Unfortunately on this weekend, the hard rain came a little late. And if the little Rose River outside the log cabin at Graves Mountain Lodge had increased in volume by morning, the change was imperceptible. There were still more rocks than water.
But plenty of other little creeks were runnable that weekend, still high enough from earlier rains to make passage possible by canoe or kayak.
There were the Thornton and the Hazel, the Hughes and the Robinson to explore -- all clear mountain creeks slashing east out of the stony Blue Ridge on the way to the Chesapeake.
We chose the Thornton and enjoyed a splendid morning during which no other boats were spied. There was a lunch on a flat rock: bouillabaisse warmed over a driftwood fire, sandwiches and wine.
Icicles hung from the rocks on the dark side of the valley but the breeze was mild. When we launched for Phase 2, we warned one another of the "after-lunch syndrome," when things look so rosy the paddler loses sight of the perils of little water.
Which must explain how my kayak came to slide bow-on over a half-submerged tree. In seconds, the stern had swung around to pin itself on the trunk, the fast water rushing all around. I rocked the little boat and went kersplash for a frigid bath.

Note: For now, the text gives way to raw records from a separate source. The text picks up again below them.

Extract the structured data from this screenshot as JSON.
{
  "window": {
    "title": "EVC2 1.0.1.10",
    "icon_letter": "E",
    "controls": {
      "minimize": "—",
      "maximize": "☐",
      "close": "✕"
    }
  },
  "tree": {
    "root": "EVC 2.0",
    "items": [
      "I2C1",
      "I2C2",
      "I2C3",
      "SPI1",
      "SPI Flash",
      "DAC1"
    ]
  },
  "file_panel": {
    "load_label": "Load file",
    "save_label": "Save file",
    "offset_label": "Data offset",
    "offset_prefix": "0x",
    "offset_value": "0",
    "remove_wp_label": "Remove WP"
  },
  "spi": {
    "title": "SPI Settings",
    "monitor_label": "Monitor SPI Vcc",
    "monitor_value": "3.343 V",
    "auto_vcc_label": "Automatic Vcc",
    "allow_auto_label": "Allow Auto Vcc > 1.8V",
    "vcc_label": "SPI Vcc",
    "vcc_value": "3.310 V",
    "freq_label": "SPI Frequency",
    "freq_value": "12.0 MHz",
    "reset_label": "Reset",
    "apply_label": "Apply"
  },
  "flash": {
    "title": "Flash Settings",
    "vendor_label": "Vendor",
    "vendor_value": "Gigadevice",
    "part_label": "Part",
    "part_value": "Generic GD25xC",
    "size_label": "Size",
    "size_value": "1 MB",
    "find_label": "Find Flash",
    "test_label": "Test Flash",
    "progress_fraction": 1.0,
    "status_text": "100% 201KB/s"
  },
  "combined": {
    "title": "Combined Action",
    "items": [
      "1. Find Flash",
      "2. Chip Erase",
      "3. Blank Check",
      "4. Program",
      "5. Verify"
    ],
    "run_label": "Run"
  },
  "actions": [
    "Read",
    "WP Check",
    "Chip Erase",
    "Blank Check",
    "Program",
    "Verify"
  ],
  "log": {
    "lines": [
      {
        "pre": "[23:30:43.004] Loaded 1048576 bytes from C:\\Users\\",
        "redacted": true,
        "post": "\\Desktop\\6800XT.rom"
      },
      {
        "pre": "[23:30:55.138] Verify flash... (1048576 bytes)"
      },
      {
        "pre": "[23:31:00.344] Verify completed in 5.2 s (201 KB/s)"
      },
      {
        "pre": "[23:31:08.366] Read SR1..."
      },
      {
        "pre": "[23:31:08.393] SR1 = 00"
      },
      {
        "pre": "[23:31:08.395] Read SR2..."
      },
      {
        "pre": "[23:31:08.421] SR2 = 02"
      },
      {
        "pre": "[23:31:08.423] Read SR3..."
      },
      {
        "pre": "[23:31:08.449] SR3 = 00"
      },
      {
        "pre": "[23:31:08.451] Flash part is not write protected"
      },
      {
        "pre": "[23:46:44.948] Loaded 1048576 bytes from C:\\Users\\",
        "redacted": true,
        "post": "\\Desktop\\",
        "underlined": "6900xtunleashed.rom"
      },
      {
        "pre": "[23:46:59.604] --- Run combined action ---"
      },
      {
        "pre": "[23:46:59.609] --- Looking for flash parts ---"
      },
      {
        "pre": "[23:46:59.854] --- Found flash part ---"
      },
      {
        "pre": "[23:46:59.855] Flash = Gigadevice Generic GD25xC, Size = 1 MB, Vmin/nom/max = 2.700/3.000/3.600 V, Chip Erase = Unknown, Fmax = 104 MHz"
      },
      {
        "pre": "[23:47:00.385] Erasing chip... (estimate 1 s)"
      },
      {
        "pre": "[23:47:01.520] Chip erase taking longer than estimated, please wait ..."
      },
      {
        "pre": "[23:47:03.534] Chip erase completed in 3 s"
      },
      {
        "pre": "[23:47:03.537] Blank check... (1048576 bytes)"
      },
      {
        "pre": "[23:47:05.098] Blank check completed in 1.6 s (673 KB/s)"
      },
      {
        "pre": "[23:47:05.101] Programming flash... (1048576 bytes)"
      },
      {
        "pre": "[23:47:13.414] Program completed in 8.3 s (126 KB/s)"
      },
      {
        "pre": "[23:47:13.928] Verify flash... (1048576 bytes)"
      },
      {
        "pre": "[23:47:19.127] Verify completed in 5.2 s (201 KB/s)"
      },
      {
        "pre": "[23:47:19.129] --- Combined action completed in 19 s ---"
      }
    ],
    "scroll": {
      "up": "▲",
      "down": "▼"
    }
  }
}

No matter. On small streams the shore is a few feet away, and the water is rarely deeper than waist-level. Equipped with a wetsuit or a change of clothes in a dry bag, the properly outfitted paddler can be back on the water, unharmed, with a story to tell back at the cabin.
That's the beauty of small streams and now's the time to enjoy them, when the redbuds are ready to burst and the bluets flower in the meadows. By late May, spring rains will have passed and the Robinson, Hughes, Thornton, Hazel and their kin will be better suited to whitewater hiking, which is no fun at all. PADDLE GUIDES -- A little research is in order. There are several guides for spring paddlers -- books giving locations of appropriate streams and data on correlating river- gauge information (available by dialing 899-3210) to tell whether there's enough water before tackling a two-hour drive. Among them: "Virginia Whitewater" by Roger Corbett; "Maryland and Delaware Canoe Trails" by Ed (Boulderbuster) Gertler, and "Wildwater West Virginia" by Bob Burrell and Paul Davidson. All are available through the American Canoe Association's book service at P.O. Box 248, Lorton, Virginia 22079. It's vitally important never to tackle any whitewater river, particularly in cold weather, without someone along who's a qualified paddler with knowledge of stream conditions. There are always surprises on little- used rivers -- trees blow down and block the stream, creating dangerous conditions like the one that capsized him-who-thought- he-knew-what-he-was-doing. RIVER TRIPS -- The American Rivers Conservation Council, for which Pat Munoz serves as trip coordinator, has scheduled three April voyages that will be overseen by experts. ARCC will do the Dry Fork of the Cheat by raft on April 16 ($40 per person); Rappahannock at Kelly's Ford by canoe April 17 ($17); and the Cacapon near Cacapon Bridge by canoe April 30 ($26), all with boats provided. Call 547-6900 for information. CANOE CANOE? -- The venerable Canoe Cruisers Association is always looking for new members to join its chaperoned trips every weekend. Call the Hotline at 656-2586 or write P.O. Box 572, Arlington, Virginia, for information. There's one certain advantage to joining the swollen ranks of Washington's paddling community: When it rains all weekend, you can smile a merry smile.